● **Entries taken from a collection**
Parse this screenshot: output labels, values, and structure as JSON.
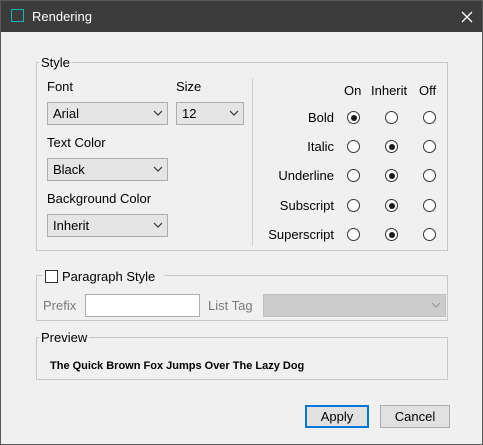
{
  "window": {
    "title": "Rendering"
  },
  "style": {
    "legend": "Style",
    "font_label": "Font",
    "font_value": "Arial",
    "size_label": "Size",
    "size_value": "12",
    "text_color_label": "Text Color",
    "text_color_value": "Black",
    "bg_color_label": "Background Color",
    "bg_color_value": "Inherit",
    "columns": {
      "on": "On",
      "inherit": "Inherit",
      "off": "Off"
    },
    "attributes": [
      {
        "label": "Bold",
        "selected": "on"
      },
      {
        "label": "Italic",
        "selected": "inherit"
      },
      {
        "label": "Underline",
        "selected": "inherit"
      },
      {
        "label": "Subscript",
        "selected": "inherit"
      },
      {
        "label": "Superscript",
        "selected": "inherit"
      }
    ]
  },
  "paragraph": {
    "checkbox_label": "Paragraph Style",
    "checked": false,
    "prefix_label": "Prefix",
    "prefix_value": "",
    "list_tag_label": "List Tag",
    "list_tag_value": ""
  },
  "preview": {
    "legend": "Preview",
    "text": "The Quick Brown Fox Jumps Over The Lazy Dog"
  },
  "buttons": {
    "apply": "Apply",
    "cancel": "Cancel"
  },
  "colors": {
    "titlebar": "#3c3c3c",
    "accent": "#17b5b8",
    "focus": "#0078d7",
    "dialog": "#f0f0f0"
  }
}
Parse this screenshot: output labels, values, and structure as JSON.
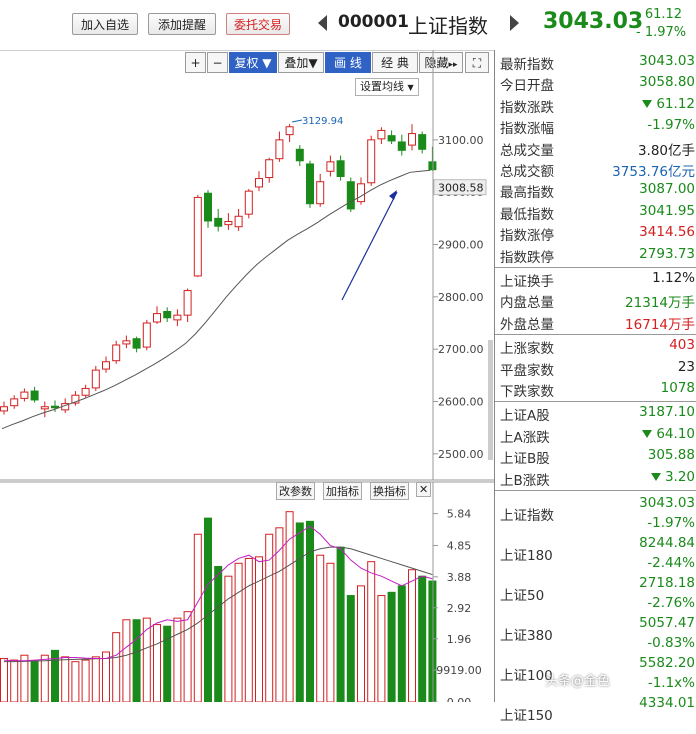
{
  "header": {
    "add_favorite": "加入自选",
    "add_alert": "添加提醒",
    "trade": "委托交易",
    "code": "000001",
    "name": "上证指数",
    "price": "3043.03",
    "change": "- 61.12",
    "change_pct": "- 1.97%"
  },
  "toolbar": {
    "plus": "+",
    "minus": "−",
    "rights": "复权",
    "overlay": "叠加",
    "draw_line": "画 线",
    "classic": "经 典",
    "hide": "隐藏",
    "set_ma": "设置均线"
  },
  "kline": {
    "price_labels": [
      "3100.00",
      "3000.00",
      "2900.00",
      "2800.00",
      "2700.00",
      "2600.00",
      "2500.00"
    ],
    "current_tag": "3008.58",
    "high_marker": "3129.94"
  },
  "volume": {
    "buttons": [
      "改参数",
      "加指标",
      "换指标"
    ],
    "close_button": "✕",
    "axis_labels": [
      "5.84",
      "4.85",
      "3.88",
      "2.92",
      "1.96",
      "9919.00",
      "0.00"
    ]
  },
  "panel": {
    "quote": [
      {
        "label": "最新指数",
        "value": "3043.03",
        "cls": "g"
      },
      {
        "label": "今日开盘",
        "value": "3058.80",
        "cls": "g"
      },
      {
        "label": "指数涨跌",
        "value": "61.12",
        "cls": "g",
        "arrow": true
      },
      {
        "label": "指数涨幅",
        "value": "-1.97%",
        "cls": "g"
      },
      {
        "label": "总成交量",
        "value": "3.80亿手",
        "cls": "k"
      },
      {
        "label": "总成交额",
        "value": "3753.76亿元",
        "cls": "b"
      },
      {
        "label": "最高指数",
        "value": "3087.00",
        "cls": "g"
      },
      {
        "label": "最低指数",
        "value": "3041.95",
        "cls": "g"
      },
      {
        "label": "指数涨停",
        "value": "3414.56",
        "cls": "r"
      },
      {
        "label": "指数跌停",
        "value": "2793.73",
        "cls": "g"
      }
    ],
    "turnover": [
      {
        "label": "上证换手",
        "value": "1.12%",
        "cls": "k"
      },
      {
        "label": "内盘总量",
        "value": "21314万手",
        "cls": "g"
      },
      {
        "label": "外盘总量",
        "value": "16714万手",
        "cls": "r"
      }
    ],
    "breadth": [
      {
        "label": "上涨家数",
        "value": "403",
        "cls": "r"
      },
      {
        "label": "平盘家数",
        "value": "23",
        "cls": "k"
      },
      {
        "label": "下跌家数",
        "value": "1078",
        "cls": "g"
      }
    ],
    "shares": [
      {
        "label": "上证A股",
        "value": "3187.10",
        "cls": "g"
      },
      {
        "label": "上A涨跌",
        "value": "64.10",
        "cls": "g",
        "arrow": true
      },
      {
        "label": "上证B股",
        "value": "305.88",
        "cls": "g"
      },
      {
        "label": "上B涨跌",
        "value": "3.20",
        "cls": "g",
        "arrow": true
      }
    ],
    "indices": [
      {
        "label": "上证指数",
        "value": "3043.03",
        "pct": "-1.97%"
      },
      {
        "label": "上证180",
        "value": "8244.84",
        "pct": "-2.44%"
      },
      {
        "label": "上证50",
        "value": "2718.18",
        "pct": "-2.76%"
      },
      {
        "label": "上证380",
        "value": "5057.47",
        "pct": "-0.83%"
      },
      {
        "label": "上证100",
        "value": "5582.20",
        "pct": "-1.1x%"
      },
      {
        "label": "上证150",
        "value": "4334.01",
        "pct": ""
      }
    ]
  },
  "watermark": "头条@金色",
  "colors": {
    "up": "#d32020",
    "down": "#1a8a1a",
    "accent": "#2f62c4"
  },
  "chart_data": {
    "type": "candlestick",
    "ylim": [
      2450,
      3180
    ],
    "candles": [
      {
        "o": 2582,
        "c": 2590,
        "h": 2600,
        "l": 2575
      },
      {
        "o": 2592,
        "c": 2605,
        "h": 2612,
        "l": 2586
      },
      {
        "o": 2606,
        "c": 2618,
        "h": 2625,
        "l": 2600
      },
      {
        "o": 2620,
        "c": 2603,
        "h": 2628,
        "l": 2598
      },
      {
        "o": 2586,
        "c": 2590,
        "h": 2600,
        "l": 2570
      },
      {
        "o": 2591,
        "c": 2588,
        "h": 2602,
        "l": 2580
      },
      {
        "o": 2584,
        "c": 2596,
        "h": 2606,
        "l": 2578
      },
      {
        "o": 2597,
        "c": 2612,
        "h": 2620,
        "l": 2592
      },
      {
        "o": 2612,
        "c": 2625,
        "h": 2632,
        "l": 2608
      },
      {
        "o": 2626,
        "c": 2660,
        "h": 2668,
        "l": 2620
      },
      {
        "o": 2662,
        "c": 2676,
        "h": 2686,
        "l": 2655
      },
      {
        "o": 2678,
        "c": 2708,
        "h": 2716,
        "l": 2672
      },
      {
        "o": 2710,
        "c": 2716,
        "h": 2726,
        "l": 2702
      },
      {
        "o": 2720,
        "c": 2702,
        "h": 2724,
        "l": 2694
      },
      {
        "o": 2704,
        "c": 2750,
        "h": 2756,
        "l": 2698
      },
      {
        "o": 2752,
        "c": 2768,
        "h": 2782,
        "l": 2748
      },
      {
        "o": 2772,
        "c": 2760,
        "h": 2780,
        "l": 2752
      },
      {
        "o": 2756,
        "c": 2765,
        "h": 2776,
        "l": 2744
      },
      {
        "o": 2765,
        "c": 2812,
        "h": 2816,
        "l": 2752
      },
      {
        "o": 2840,
        "c": 2990,
        "h": 2995,
        "l": 2838
      },
      {
        "o": 2998,
        "c": 2945,
        "h": 3004,
        "l": 2932
      },
      {
        "o": 2950,
        "c": 2935,
        "h": 2968,
        "l": 2925
      },
      {
        "o": 2938,
        "c": 2944,
        "h": 2960,
        "l": 2928
      },
      {
        "o": 2934,
        "c": 2954,
        "h": 2968,
        "l": 2926
      },
      {
        "o": 2958,
        "c": 3002,
        "h": 3006,
        "l": 2950
      },
      {
        "o": 3010,
        "c": 3026,
        "h": 3040,
        "l": 3002
      },
      {
        "o": 3028,
        "c": 3062,
        "h": 3066,
        "l": 3018
      },
      {
        "o": 3064,
        "c": 3100,
        "h": 3116,
        "l": 3058
      },
      {
        "o": 3110,
        "c": 3125,
        "h": 3130,
        "l": 3096
      },
      {
        "o": 3082,
        "c": 3060,
        "h": 3090,
        "l": 3050
      },
      {
        "o": 3054,
        "c": 2978,
        "h": 3060,
        "l": 2970
      },
      {
        "o": 2978,
        "c": 3020,
        "h": 3035,
        "l": 2972
      },
      {
        "o": 3040,
        "c": 3058,
        "h": 3070,
        "l": 3030
      },
      {
        "o": 3060,
        "c": 3030,
        "h": 3070,
        "l": 3022
      },
      {
        "o": 3020,
        "c": 2968,
        "h": 3028,
        "l": 2962
      },
      {
        "o": 2982,
        "c": 3016,
        "h": 3028,
        "l": 2976
      },
      {
        "o": 3018,
        "c": 3100,
        "h": 3108,
        "l": 3012
      },
      {
        "o": 3102,
        "c": 3118,
        "h": 3124,
        "l": 3092
      },
      {
        "o": 3108,
        "c": 3098,
        "h": 3118,
        "l": 3092
      },
      {
        "o": 3096,
        "c": 3080,
        "h": 3110,
        "l": 3070
      },
      {
        "o": 3090,
        "c": 3112,
        "h": 3130,
        "l": 3080
      },
      {
        "o": 3110,
        "c": 3082,
        "h": 3116,
        "l": 3074
      },
      {
        "o": 3058,
        "c": 3043,
        "h": 3087,
        "l": 3041
      }
    ],
    "ma": [
      2548,
      2556,
      2563,
      2571,
      2578,
      2584,
      2591,
      2598,
      2605,
      2613,
      2621,
      2630,
      2640,
      2650,
      2661,
      2672,
      2684,
      2697,
      2711,
      2730,
      2752,
      2776,
      2800,
      2822,
      2843,
      2862,
      2878,
      2893,
      2908,
      2920,
      2931,
      2943,
      2956,
      2968,
      2980,
      2990,
      3002,
      3013,
      3022,
      3030,
      3038,
      3040,
      3042
    ],
    "volume": {
      "values": [
        1.35,
        1.3,
        1.45,
        1.25,
        1.45,
        1.6,
        1.4,
        1.25,
        1.3,
        1.4,
        1.55,
        2.15,
        2.55,
        2.55,
        2.6,
        2.4,
        2.35,
        2.6,
        2.8,
        5.2,
        5.7,
        4.2,
        3.9,
        4.3,
        4.45,
        4.5,
        5.2,
        5.4,
        5.9,
        5.55,
        5.6,
        4.55,
        4.3,
        4.8,
        3.3,
        3.6,
        4.35,
        3.3,
        3.4,
        3.6,
        4.1,
        3.9,
        3.75
      ],
      "ma_purple": [
        1.3,
        1.28,
        1.28,
        1.3,
        1.32,
        1.35,
        1.38,
        1.38,
        1.36,
        1.35,
        1.35,
        1.45,
        1.7,
        1.95,
        2.25,
        2.45,
        2.55,
        2.5,
        2.55,
        3.1,
        3.65,
        3.95,
        4.25,
        4.45,
        4.55,
        4.35,
        4.4,
        4.7,
        5.05,
        5.25,
        5.45,
        5.2,
        4.85,
        4.75,
        4.4,
        4.15,
        4.0,
        3.9,
        3.75,
        3.6,
        3.75,
        3.9,
        3.82
      ],
      "ma_gray": [
        1.25,
        1.25,
        1.26,
        1.27,
        1.28,
        1.3,
        1.31,
        1.32,
        1.33,
        1.34,
        1.35,
        1.38,
        1.45,
        1.55,
        1.68,
        1.8,
        1.95,
        2.1,
        2.25,
        2.45,
        2.7,
        2.95,
        3.2,
        3.4,
        3.6,
        3.75,
        3.9,
        4.05,
        4.25,
        4.45,
        4.65,
        4.75,
        4.8,
        4.8,
        4.75,
        4.65,
        4.55,
        4.45,
        4.35,
        4.25,
        4.15,
        4.05,
        3.95
      ],
      "ylim": [
        0,
        6.2
      ]
    }
  }
}
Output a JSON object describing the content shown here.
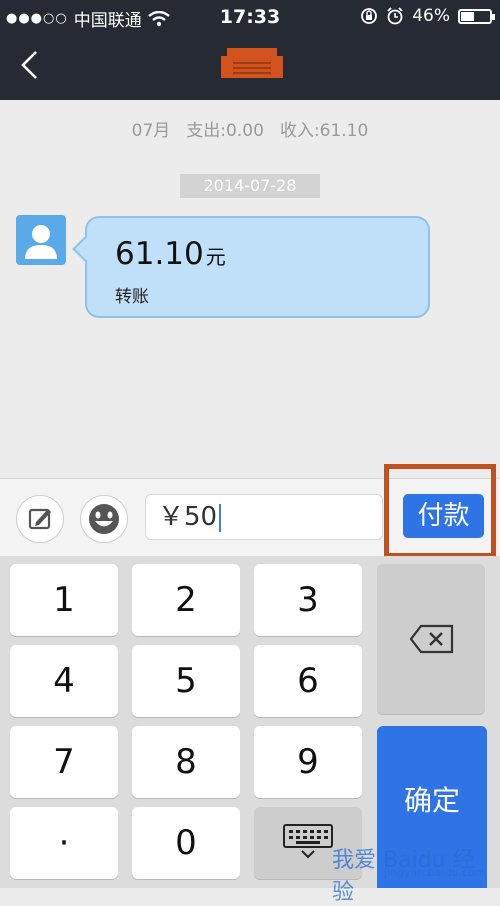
{
  "status_bar": {
    "signal_dots": "●●●○○",
    "carrier": "中国联通",
    "time": "17:33",
    "battery": "46%",
    "battery_fraction": 0.46
  },
  "nav": {
    "back_icon": "chevron-left-icon",
    "logo_icon": "card-logo-icon"
  },
  "summary": {
    "month": "07月",
    "expense": "支出:0.00",
    "income": "收入:61.10"
  },
  "message": {
    "date": "2014-07-28",
    "amount": "61.10",
    "unit": "元",
    "label": "转账"
  },
  "input_bar": {
    "value": "￥50",
    "pay_label": "付款"
  },
  "keypad": {
    "keys": [
      "1",
      "2",
      "3",
      "4",
      "5",
      "6",
      "7",
      "8",
      "9",
      "·",
      "0"
    ],
    "confirm_label": "确定"
  },
  "watermark": {
    "text": "我爱 Baidu 经验",
    "url": "jingyan.baidu.com"
  },
  "colors": {
    "accent": "#2f74e6",
    "highlight": "#c0501e",
    "topbar": "#262b33",
    "bubble": "#bfe0f8"
  }
}
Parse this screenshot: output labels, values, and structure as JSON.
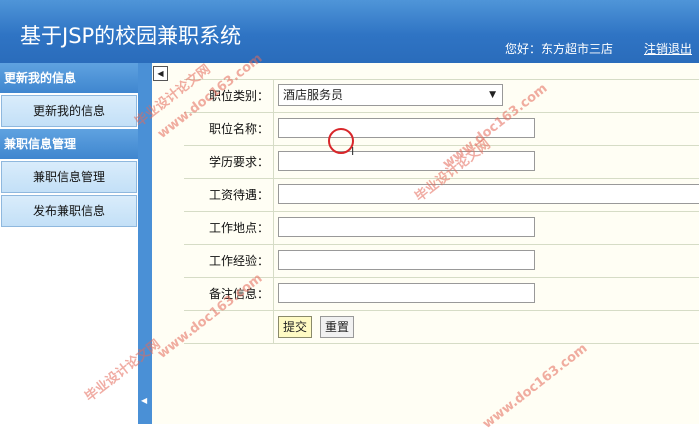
{
  "header": {
    "title": "基于JSP的校园兼职系统",
    "greeting": "您好：东方超市三店",
    "logout": "注销退出"
  },
  "sidebar": {
    "sections": [
      {
        "title": "更新我的信息",
        "items": [
          "更新我的信息"
        ]
      },
      {
        "title": "兼职信息管理",
        "items": [
          "兼职信息管理",
          "发布兼职信息"
        ]
      }
    ]
  },
  "form": {
    "category_label": "职位类别：",
    "category_value": "酒店服务员",
    "name_label": "职位名称：",
    "education_label": "学历要求：",
    "salary_label": "工资待遇：",
    "location_label": "工作地点：",
    "experience_label": "工作经验：",
    "remarks_label": "备注信息：",
    "submit_label": "提交",
    "reset_label": "重置"
  },
  "watermark": {
    "line1": "毕业设计论文网",
    "line2": "www.doc163.com"
  }
}
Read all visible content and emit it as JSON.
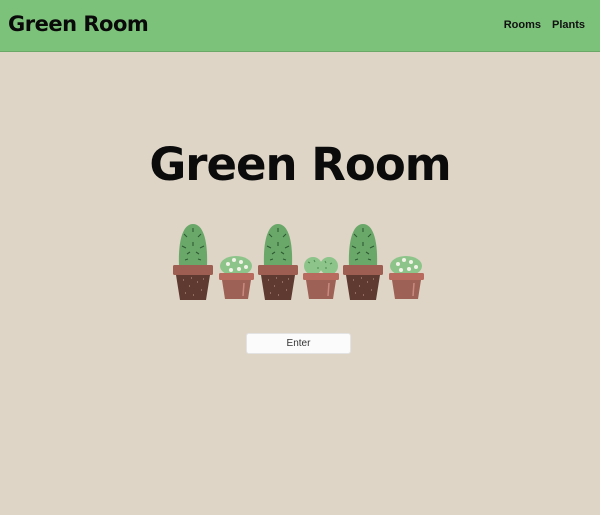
{
  "navbar": {
    "brand": "Green Room",
    "links": [
      "Rooms",
      "Plants"
    ]
  },
  "hero": {
    "title": "Green Room",
    "enter_label": "Enter"
  },
  "illustration": {
    "name": "potted-cacti-row",
    "plants": [
      "tall-cactus",
      "round-cactus-flowers",
      "tall-cactus",
      "bunny-ear-cactus",
      "tall-cactus",
      "round-cactus-flowers"
    ]
  },
  "colors": {
    "navbar": "#7dc27b",
    "background": "#ded5c6",
    "cactus": "#6aa86a",
    "pot_dark": "#5e3a31",
    "pot_light": "#9e6155",
    "button": "#fbfbfc"
  }
}
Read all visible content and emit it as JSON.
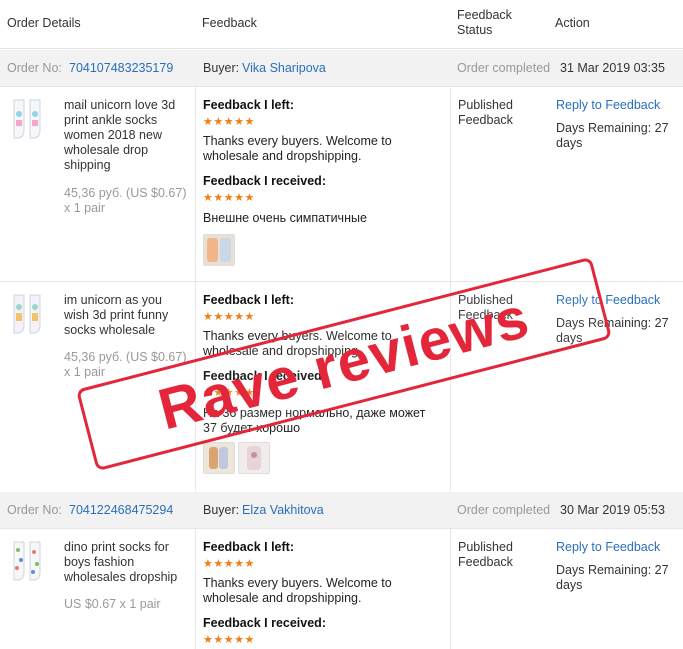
{
  "headers": {
    "order_details": "Order Details",
    "feedback": "Feedback",
    "feedback_status_line1": "Feedback",
    "feedback_status_line2": "Status",
    "action": "Action"
  },
  "orders": [
    {
      "order_no_label": "Order No:",
      "order_no": "704107483235179",
      "buyer_label": "Buyer:",
      "buyer": "Vika Sharipova",
      "status": "Order completed",
      "date": "31 Mar 2019 03:35",
      "items": [
        {
          "title_lines": [
            "mail unicorn love 3d",
            "print ankle socks",
            "women 2018 new",
            "wholesale drop",
            "shipping"
          ],
          "price_lines": [
            "45,36 руб. (US $0.67)",
            "x 1 pair"
          ],
          "left_label": "Feedback I left:",
          "left_stars": "★★★★★",
          "left_text_lines": [
            "Thanks every buyers. Welcome to",
            "wholesale and dropshipping."
          ],
          "received_label": "Feedback I received:",
          "received_stars": "★★★★★",
          "received_text_lines": [
            "Внешне очень симпатичные"
          ],
          "status_lines": [
            "Published",
            "Feedback"
          ],
          "reply": "Reply to Feedback",
          "days_lines": [
            "Days Remaining: 27",
            "days"
          ]
        },
        {
          "title_lines": [
            "im unicorn as you",
            "wish 3d print funny",
            "socks wholesale"
          ],
          "price_lines": [
            "45,36 руб. (US $0.67)",
            "x 1 pair"
          ],
          "left_label": "Feedback I left:",
          "left_stars": "★★★★★",
          "left_text_lines": [
            "Thanks every buyers. Welcome to",
            "wholesale and dropshipping."
          ],
          "received_label": "Feedback I received:",
          "received_stars": "★★★★★",
          "received_text_lines": [
            "На 36 размер нормально, даже может",
            "37 будет хорошо"
          ],
          "status_lines": [
            "Published",
            "Feedback"
          ],
          "reply": "Reply to Feedback",
          "days_lines": [
            "Days Remaining: 27",
            "days"
          ]
        }
      ]
    },
    {
      "order_no_label": "Order No:",
      "order_no": "704122468475294",
      "buyer_label": "Buyer:",
      "buyer": "Elza Vakhitova",
      "status": "Order completed",
      "date": "30 Mar 2019 05:53",
      "items": [
        {
          "title_lines": [
            "dino print socks for",
            "boys fashion",
            "wholesales dropship"
          ],
          "price_lines": [
            "US $0.67 x 1 pair"
          ],
          "left_label": "Feedback I left:",
          "left_stars": "★★★★★",
          "left_text_lines": [
            "Thanks every buyers. Welcome to",
            "wholesale and dropshipping."
          ],
          "received_label": "Feedback I received:",
          "received_stars": "★★★★★",
          "status_lines": [
            "Published",
            "Feedback"
          ],
          "reply": "Reply to Feedback",
          "days_lines": [
            "Days Remaining: 27",
            "days"
          ]
        }
      ]
    }
  ],
  "stamp": {
    "text": "Rave reviews",
    "color": "#e3263a"
  },
  "colors": {
    "link": "#2a6ebb",
    "stars": "#f07e14",
    "bar_bg": "#f2f2f2"
  }
}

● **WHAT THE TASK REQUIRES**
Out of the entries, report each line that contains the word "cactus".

● **TASK OUTPUT**
      "tall-cactus",
      "round-cactus-flowers",
      "tall-cactus",
      "bunny-ear-cactus",
      "tall-cactus",
      "round-cactus-flowers"
    "cactus": "#6aa86a",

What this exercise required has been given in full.